*Available records*

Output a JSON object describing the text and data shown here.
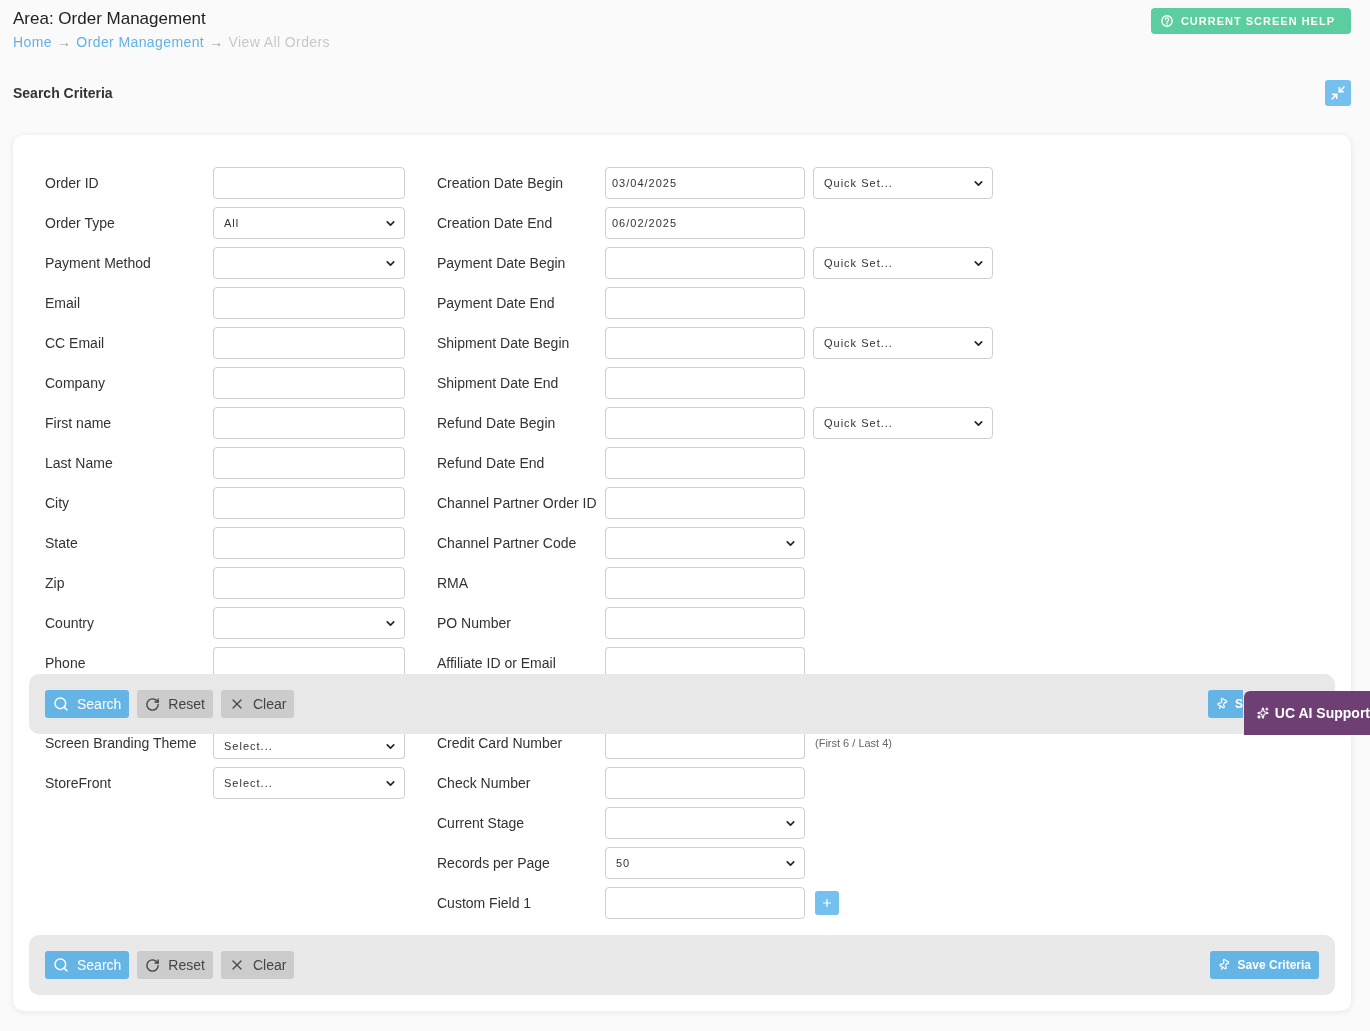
{
  "header": {
    "title": "Area: Order Management",
    "breadcrumb": [
      {
        "label": "Home",
        "kind": "link"
      },
      {
        "label": "→",
        "kind": "separator"
      },
      {
        "label": "Order Management",
        "kind": "link"
      },
      {
        "label": "→",
        "kind": "separator"
      },
      {
        "label": "View All Orders",
        "kind": "current"
      }
    ],
    "help_button": {
      "label": "CURRENT SCREEN HELP"
    }
  },
  "section": {
    "title": "Search Criteria"
  },
  "left_fields": [
    {
      "label": "Order ID",
      "kind": "text"
    },
    {
      "label": "Order Type",
      "kind": "select",
      "value": "All"
    },
    {
      "label": "Payment Method",
      "kind": "select"
    },
    {
      "label": "Email",
      "kind": "text"
    },
    {
      "label": "CC Email",
      "kind": "text"
    },
    {
      "label": "Company",
      "kind": "text"
    },
    {
      "label": "First name",
      "kind": "text"
    },
    {
      "label": "Last Name",
      "kind": "text"
    },
    {
      "label": "City",
      "kind": "text"
    },
    {
      "label": "State",
      "kind": "text"
    },
    {
      "label": "Zip",
      "kind": "text"
    },
    {
      "label": "Country",
      "kind": "select"
    },
    {
      "label": "Phone",
      "kind": "text"
    },
    {
      "label": "Screen Branding Theme",
      "kind": "select",
      "value": "Select..."
    },
    {
      "label": "StoreFront",
      "kind": "select",
      "value": "Select..."
    }
  ],
  "right_fields": [
    {
      "label": "Creation Date Begin",
      "kind": "text",
      "value": "03/04/2025",
      "quick_set": "Quick Set..."
    },
    {
      "label": "Creation Date End",
      "kind": "text",
      "value": "06/02/2025"
    },
    {
      "label": "Payment Date Begin",
      "kind": "text",
      "quick_set": "Quick Set..."
    },
    {
      "label": "Payment Date End",
      "kind": "text"
    },
    {
      "label": "Shipment Date Begin",
      "kind": "text",
      "quick_set": "Quick Set..."
    },
    {
      "label": "Shipment Date End",
      "kind": "text"
    },
    {
      "label": "Refund Date Begin",
      "kind": "text",
      "quick_set": "Quick Set..."
    },
    {
      "label": "Refund Date End",
      "kind": "text"
    },
    {
      "label": "Channel Partner Order ID",
      "kind": "text"
    },
    {
      "label": "Channel Partner Code",
      "kind": "select"
    },
    {
      "label": "RMA",
      "kind": "text"
    },
    {
      "label": "PO Number",
      "kind": "text"
    },
    {
      "label": "Affiliate ID or Email",
      "kind": "text"
    },
    {
      "label": "Credit Card Number",
      "kind": "text",
      "note": "(First 6 / Last 4)"
    },
    {
      "label": "Check Number",
      "kind": "text"
    },
    {
      "label": "Current Stage",
      "kind": "select"
    },
    {
      "label": "Records per Page",
      "kind": "select",
      "value": "50"
    },
    {
      "label": "Custom Field 1",
      "kind": "text",
      "add_button": true
    }
  ],
  "sticky_actions": {
    "buttons": [
      {
        "label": "Search",
        "kind": "search"
      },
      {
        "label": "Reset",
        "kind": "reset"
      },
      {
        "label": "Clear",
        "kind": "clear"
      }
    ],
    "save_button": {
      "label": "S"
    }
  },
  "bottom_actions": {
    "buttons": [
      {
        "label": "Search",
        "kind": "search"
      },
      {
        "label": "Reset",
        "kind": "reset"
      },
      {
        "label": "Clear",
        "kind": "clear"
      }
    ],
    "save_button": {
      "label": "Save Criteria"
    }
  },
  "support_tab": {
    "label": "UC AI Support"
  }
}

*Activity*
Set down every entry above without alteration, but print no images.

*Solution to this problem*
Output a JSON object describing the text and data shown here.
{
  "header": {
    "title": "Area: Order Management",
    "breadcrumb": [
      {
        "label": "Home",
        "kind": "link"
      },
      {
        "label": "→",
        "kind": "separator"
      },
      {
        "label": "Order Management",
        "kind": "link"
      },
      {
        "label": "→",
        "kind": "separator"
      },
      {
        "label": "View All Orders",
        "kind": "current"
      }
    ],
    "help_button": {
      "label": "CURRENT SCREEN HELP"
    }
  },
  "section": {
    "title": "Search Criteria"
  },
  "left_fields": [
    {
      "label": "Order ID",
      "kind": "text"
    },
    {
      "label": "Order Type",
      "kind": "select",
      "value": "All"
    },
    {
      "label": "Payment Method",
      "kind": "select"
    },
    {
      "label": "Email",
      "kind": "text"
    },
    {
      "label": "CC Email",
      "kind": "text"
    },
    {
      "label": "Company",
      "kind": "text"
    },
    {
      "label": "First name",
      "kind": "text"
    },
    {
      "label": "Last Name",
      "kind": "text"
    },
    {
      "label": "City",
      "kind": "text"
    },
    {
      "label": "State",
      "kind": "text"
    },
    {
      "label": "Zip",
      "kind": "text"
    },
    {
      "label": "Country",
      "kind": "select"
    },
    {
      "label": "Phone",
      "kind": "text"
    },
    {
      "label": "Screen Branding Theme",
      "kind": "select",
      "value": "Select..."
    },
    {
      "label": "StoreFront",
      "kind": "select",
      "value": "Select..."
    }
  ],
  "right_fields": [
    {
      "label": "Creation Date Begin",
      "kind": "text",
      "value": "03/04/2025",
      "quick_set": "Quick Set..."
    },
    {
      "label": "Creation Date End",
      "kind": "text",
      "value": "06/02/2025"
    },
    {
      "label": "Payment Date Begin",
      "kind": "text",
      "quick_set": "Quick Set..."
    },
    {
      "label": "Payment Date End",
      "kind": "text"
    },
    {
      "label": "Shipment Date Begin",
      "kind": "text",
      "quick_set": "Quick Set..."
    },
    {
      "label": "Shipment Date End",
      "kind": "text"
    },
    {
      "label": "Refund Date Begin",
      "kind": "text",
      "quick_set": "Quick Set..."
    },
    {
      "label": "Refund Date End",
      "kind": "text"
    },
    {
      "label": "Channel Partner Order ID",
      "kind": "text"
    },
    {
      "label": "Channel Partner Code",
      "kind": "select"
    },
    {
      "label": "RMA",
      "kind": "text"
    },
    {
      "label": "PO Number",
      "kind": "text"
    },
    {
      "label": "Affiliate ID or Email",
      "kind": "text"
    },
    {
      "label": "Credit Card Number",
      "kind": "text",
      "note": "(First 6 / Last 4)"
    },
    {
      "label": "Check Number",
      "kind": "text"
    },
    {
      "label": "Current Stage",
      "kind": "select"
    },
    {
      "label": "Records per Page",
      "kind": "select",
      "value": "50"
    },
    {
      "label": "Custom Field 1",
      "kind": "text",
      "add_button": true
    }
  ],
  "sticky_actions": {
    "buttons": [
      {
        "label": "Search",
        "kind": "search"
      },
      {
        "label": "Reset",
        "kind": "reset"
      },
      {
        "label": "Clear",
        "kind": "clear"
      }
    ],
    "save_button": {
      "label": "S"
    }
  },
  "bottom_actions": {
    "buttons": [
      {
        "label": "Search",
        "kind": "search"
      },
      {
        "label": "Reset",
        "kind": "reset"
      },
      {
        "label": "Clear",
        "kind": "clear"
      }
    ],
    "save_button": {
      "label": "Save Criteria"
    }
  },
  "support_tab": {
    "label": "UC AI Support"
  }
}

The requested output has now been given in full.